**Task item**
Keep only the lines of the data below that contain "Technician", and copy them.

**Input data**
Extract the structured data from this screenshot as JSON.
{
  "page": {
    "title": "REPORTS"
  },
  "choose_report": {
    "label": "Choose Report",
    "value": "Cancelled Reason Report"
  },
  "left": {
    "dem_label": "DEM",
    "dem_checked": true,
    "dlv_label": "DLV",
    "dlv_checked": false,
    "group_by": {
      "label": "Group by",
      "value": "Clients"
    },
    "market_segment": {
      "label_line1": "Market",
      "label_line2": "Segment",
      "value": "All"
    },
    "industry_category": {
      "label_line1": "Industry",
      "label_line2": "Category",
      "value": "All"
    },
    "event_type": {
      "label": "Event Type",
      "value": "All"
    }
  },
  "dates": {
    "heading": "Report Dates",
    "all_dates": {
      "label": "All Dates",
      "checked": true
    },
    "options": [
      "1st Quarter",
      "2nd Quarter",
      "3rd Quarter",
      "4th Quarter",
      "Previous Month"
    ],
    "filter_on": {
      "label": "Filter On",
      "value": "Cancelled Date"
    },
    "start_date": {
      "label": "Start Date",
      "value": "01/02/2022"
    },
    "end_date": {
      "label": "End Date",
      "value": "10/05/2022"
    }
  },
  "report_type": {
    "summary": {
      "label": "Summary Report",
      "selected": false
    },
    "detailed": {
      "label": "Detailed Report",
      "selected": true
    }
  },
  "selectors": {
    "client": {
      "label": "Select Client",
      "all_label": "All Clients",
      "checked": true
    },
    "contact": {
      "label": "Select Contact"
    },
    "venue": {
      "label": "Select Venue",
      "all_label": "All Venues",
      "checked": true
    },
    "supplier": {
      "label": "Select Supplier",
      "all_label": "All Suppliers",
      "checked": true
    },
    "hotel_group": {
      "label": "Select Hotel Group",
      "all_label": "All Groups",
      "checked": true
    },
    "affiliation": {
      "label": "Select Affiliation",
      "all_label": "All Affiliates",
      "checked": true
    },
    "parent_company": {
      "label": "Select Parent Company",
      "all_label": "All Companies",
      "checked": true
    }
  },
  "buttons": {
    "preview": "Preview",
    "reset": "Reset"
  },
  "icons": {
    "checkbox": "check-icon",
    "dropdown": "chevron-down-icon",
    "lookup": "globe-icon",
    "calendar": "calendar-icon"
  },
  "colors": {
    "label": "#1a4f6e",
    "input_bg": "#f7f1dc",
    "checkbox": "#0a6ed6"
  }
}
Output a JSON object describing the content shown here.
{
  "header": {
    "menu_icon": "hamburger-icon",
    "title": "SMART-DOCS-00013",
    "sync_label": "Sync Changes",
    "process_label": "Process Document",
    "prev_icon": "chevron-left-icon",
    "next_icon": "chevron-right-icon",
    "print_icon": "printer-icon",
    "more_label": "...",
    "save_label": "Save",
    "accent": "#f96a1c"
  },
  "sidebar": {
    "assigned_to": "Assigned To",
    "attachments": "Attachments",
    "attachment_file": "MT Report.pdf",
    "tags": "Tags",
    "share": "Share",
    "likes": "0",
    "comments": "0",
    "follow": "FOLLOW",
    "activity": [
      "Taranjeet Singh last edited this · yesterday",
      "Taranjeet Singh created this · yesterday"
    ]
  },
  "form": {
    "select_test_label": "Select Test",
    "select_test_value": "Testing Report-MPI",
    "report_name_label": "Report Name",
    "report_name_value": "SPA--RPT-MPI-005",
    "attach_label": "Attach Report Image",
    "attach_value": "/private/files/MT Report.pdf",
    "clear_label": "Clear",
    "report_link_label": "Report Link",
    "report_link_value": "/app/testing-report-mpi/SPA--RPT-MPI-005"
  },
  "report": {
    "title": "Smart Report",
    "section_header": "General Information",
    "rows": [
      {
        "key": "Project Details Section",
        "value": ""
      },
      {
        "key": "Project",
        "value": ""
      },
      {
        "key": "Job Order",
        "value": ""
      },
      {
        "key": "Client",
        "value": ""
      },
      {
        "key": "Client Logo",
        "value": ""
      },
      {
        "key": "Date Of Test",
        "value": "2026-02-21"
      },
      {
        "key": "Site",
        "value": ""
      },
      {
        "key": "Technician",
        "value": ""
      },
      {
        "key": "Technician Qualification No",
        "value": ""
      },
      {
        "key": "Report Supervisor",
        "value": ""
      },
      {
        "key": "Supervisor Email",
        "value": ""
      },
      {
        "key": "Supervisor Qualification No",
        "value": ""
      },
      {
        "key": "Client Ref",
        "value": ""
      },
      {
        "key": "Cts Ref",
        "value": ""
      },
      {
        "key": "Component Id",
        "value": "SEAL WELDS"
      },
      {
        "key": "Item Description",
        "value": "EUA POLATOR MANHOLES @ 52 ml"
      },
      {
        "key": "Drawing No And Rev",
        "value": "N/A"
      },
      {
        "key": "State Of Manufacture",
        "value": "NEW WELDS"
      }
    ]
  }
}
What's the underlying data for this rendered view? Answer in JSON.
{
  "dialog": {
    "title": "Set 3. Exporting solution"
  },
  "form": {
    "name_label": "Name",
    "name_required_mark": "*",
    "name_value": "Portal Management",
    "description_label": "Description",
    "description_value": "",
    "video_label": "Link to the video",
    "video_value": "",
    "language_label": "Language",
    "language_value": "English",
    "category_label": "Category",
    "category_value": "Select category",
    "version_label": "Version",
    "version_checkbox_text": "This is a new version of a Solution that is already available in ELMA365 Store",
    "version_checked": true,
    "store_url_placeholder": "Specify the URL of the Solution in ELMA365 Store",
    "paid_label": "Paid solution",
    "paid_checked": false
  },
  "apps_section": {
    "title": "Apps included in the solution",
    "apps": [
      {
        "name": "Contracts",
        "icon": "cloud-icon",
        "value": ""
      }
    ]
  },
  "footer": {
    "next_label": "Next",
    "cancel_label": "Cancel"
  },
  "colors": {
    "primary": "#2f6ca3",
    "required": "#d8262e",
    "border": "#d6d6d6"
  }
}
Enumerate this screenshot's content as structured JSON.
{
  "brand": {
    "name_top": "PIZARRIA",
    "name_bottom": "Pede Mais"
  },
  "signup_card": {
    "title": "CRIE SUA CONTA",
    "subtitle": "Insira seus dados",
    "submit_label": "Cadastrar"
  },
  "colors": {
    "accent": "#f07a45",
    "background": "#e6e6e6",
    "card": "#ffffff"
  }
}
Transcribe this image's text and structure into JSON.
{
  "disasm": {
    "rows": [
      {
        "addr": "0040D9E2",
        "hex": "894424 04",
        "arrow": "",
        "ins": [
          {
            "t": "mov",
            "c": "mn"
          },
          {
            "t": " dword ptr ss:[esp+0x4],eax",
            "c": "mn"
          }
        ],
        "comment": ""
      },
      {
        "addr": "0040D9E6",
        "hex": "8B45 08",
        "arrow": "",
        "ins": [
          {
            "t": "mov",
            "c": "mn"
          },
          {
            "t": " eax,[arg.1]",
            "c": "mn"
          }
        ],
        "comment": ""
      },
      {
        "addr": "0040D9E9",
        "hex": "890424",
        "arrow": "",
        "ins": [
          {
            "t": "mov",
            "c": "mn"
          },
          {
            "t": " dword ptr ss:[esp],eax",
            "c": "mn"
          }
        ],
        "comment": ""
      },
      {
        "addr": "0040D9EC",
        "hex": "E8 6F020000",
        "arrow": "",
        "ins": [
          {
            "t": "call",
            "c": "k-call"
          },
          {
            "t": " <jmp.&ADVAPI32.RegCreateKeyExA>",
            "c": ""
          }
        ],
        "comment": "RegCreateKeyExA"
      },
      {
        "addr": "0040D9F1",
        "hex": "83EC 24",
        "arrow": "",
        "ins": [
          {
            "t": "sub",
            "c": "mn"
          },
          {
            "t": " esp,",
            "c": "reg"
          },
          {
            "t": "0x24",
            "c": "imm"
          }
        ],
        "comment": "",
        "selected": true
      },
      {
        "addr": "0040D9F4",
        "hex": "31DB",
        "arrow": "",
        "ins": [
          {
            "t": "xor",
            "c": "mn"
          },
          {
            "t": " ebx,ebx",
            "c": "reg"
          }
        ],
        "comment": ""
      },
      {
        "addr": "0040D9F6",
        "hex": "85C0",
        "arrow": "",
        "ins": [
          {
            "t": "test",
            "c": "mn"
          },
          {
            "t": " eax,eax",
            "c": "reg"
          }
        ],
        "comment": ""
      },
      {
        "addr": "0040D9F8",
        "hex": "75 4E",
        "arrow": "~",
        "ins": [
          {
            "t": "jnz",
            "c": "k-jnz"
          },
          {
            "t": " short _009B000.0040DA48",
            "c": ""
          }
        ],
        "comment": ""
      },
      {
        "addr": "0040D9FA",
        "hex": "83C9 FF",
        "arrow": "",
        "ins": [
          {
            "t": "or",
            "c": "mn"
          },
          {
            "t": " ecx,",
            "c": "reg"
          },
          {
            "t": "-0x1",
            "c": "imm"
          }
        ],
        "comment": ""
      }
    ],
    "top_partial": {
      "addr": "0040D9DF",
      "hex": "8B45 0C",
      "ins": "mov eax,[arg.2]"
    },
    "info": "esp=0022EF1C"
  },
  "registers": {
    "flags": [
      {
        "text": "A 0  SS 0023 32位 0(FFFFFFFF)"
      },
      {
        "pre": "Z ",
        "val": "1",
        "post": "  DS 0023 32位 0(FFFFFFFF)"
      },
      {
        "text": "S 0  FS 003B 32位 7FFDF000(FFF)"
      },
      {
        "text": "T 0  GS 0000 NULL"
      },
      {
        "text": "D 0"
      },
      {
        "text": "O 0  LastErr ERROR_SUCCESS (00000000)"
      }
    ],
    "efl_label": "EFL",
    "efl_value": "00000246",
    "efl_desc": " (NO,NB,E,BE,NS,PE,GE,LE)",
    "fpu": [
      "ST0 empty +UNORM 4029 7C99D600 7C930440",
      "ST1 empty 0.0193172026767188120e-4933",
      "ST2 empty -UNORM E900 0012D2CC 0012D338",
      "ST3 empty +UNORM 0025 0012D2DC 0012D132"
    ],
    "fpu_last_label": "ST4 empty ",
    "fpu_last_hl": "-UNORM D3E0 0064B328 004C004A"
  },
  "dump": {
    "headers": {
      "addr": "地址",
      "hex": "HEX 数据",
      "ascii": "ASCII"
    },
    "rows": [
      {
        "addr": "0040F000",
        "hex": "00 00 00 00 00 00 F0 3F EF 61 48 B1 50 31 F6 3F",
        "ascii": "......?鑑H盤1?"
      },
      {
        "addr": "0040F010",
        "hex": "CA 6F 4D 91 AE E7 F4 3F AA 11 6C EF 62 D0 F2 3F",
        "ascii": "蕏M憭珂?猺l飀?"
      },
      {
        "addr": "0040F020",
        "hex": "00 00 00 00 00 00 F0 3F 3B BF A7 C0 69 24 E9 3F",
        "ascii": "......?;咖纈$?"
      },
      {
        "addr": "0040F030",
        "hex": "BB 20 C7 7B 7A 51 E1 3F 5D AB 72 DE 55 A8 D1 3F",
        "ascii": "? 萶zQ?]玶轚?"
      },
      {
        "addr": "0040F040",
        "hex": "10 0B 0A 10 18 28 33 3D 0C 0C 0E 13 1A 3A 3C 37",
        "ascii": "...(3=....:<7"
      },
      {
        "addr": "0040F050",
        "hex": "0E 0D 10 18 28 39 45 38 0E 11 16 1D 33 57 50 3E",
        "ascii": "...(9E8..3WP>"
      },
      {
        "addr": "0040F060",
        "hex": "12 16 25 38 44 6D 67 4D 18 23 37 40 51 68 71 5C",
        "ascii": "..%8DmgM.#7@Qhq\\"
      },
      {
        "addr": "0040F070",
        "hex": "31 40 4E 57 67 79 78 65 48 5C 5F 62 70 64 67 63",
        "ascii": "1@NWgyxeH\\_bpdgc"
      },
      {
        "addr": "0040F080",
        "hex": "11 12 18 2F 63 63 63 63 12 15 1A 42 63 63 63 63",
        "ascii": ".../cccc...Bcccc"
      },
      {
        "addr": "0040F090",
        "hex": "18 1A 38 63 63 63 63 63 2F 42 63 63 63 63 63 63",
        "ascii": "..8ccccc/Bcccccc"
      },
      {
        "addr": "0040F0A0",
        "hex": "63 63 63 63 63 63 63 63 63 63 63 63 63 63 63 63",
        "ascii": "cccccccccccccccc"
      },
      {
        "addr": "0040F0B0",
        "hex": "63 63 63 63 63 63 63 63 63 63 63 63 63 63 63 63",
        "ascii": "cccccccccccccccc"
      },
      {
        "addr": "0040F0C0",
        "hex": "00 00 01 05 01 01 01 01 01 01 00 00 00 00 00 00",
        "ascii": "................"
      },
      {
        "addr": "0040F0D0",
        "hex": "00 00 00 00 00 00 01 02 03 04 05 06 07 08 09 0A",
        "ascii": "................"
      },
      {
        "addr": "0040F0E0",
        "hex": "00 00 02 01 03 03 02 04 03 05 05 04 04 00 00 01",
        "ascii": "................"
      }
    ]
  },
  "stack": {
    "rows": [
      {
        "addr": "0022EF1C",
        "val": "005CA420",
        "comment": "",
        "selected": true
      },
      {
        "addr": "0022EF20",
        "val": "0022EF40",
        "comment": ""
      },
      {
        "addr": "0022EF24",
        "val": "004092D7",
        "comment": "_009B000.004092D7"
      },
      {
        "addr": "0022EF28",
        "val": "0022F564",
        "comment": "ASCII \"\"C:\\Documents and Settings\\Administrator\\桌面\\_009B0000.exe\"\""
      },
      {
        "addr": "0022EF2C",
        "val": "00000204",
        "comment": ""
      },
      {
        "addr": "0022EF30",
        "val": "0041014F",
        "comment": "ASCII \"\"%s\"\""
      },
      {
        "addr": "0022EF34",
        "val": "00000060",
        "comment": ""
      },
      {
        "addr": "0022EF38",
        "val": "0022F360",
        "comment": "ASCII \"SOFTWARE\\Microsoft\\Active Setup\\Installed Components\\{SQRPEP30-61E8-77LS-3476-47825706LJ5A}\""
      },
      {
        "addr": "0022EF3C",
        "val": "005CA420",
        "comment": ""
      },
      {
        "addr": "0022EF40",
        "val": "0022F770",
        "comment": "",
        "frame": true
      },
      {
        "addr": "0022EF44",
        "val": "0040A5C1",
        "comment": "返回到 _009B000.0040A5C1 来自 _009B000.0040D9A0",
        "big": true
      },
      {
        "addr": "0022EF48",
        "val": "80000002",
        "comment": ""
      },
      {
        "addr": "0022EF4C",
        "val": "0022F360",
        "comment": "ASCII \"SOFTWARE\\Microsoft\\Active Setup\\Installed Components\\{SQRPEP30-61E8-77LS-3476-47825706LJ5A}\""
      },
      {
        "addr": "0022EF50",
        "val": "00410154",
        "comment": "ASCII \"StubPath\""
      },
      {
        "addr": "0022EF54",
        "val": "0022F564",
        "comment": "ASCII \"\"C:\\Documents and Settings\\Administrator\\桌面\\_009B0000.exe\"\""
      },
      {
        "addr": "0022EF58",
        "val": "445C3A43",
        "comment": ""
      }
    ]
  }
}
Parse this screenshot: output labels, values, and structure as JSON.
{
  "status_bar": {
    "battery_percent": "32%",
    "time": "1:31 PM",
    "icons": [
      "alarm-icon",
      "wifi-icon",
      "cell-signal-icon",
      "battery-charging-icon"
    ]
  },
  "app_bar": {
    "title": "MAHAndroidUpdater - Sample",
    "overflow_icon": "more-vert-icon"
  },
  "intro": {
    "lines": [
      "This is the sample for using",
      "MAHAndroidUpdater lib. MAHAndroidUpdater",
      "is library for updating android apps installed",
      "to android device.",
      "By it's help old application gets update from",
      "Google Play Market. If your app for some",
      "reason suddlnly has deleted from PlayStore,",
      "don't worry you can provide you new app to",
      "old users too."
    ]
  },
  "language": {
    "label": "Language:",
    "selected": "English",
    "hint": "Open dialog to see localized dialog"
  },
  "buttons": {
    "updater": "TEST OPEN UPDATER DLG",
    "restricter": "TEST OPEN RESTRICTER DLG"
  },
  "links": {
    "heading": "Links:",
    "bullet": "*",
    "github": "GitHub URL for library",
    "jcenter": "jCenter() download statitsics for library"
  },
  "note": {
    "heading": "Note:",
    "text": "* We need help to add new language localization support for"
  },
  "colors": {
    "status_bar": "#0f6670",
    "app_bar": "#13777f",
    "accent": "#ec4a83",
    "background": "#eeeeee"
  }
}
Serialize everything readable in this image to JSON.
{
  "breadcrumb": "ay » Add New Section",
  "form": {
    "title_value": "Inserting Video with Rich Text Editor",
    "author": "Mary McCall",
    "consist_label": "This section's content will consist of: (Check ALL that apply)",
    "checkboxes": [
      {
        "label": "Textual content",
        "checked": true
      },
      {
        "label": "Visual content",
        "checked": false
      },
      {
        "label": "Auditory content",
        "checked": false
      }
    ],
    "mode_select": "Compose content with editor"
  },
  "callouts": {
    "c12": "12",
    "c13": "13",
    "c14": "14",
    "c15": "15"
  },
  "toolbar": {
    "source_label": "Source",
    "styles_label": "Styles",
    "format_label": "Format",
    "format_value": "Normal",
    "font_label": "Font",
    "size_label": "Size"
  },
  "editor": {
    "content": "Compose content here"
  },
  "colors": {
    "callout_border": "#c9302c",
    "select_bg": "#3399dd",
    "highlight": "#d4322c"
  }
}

**Result**
        "key": "Technician",
        "key": "Technician Qualification No",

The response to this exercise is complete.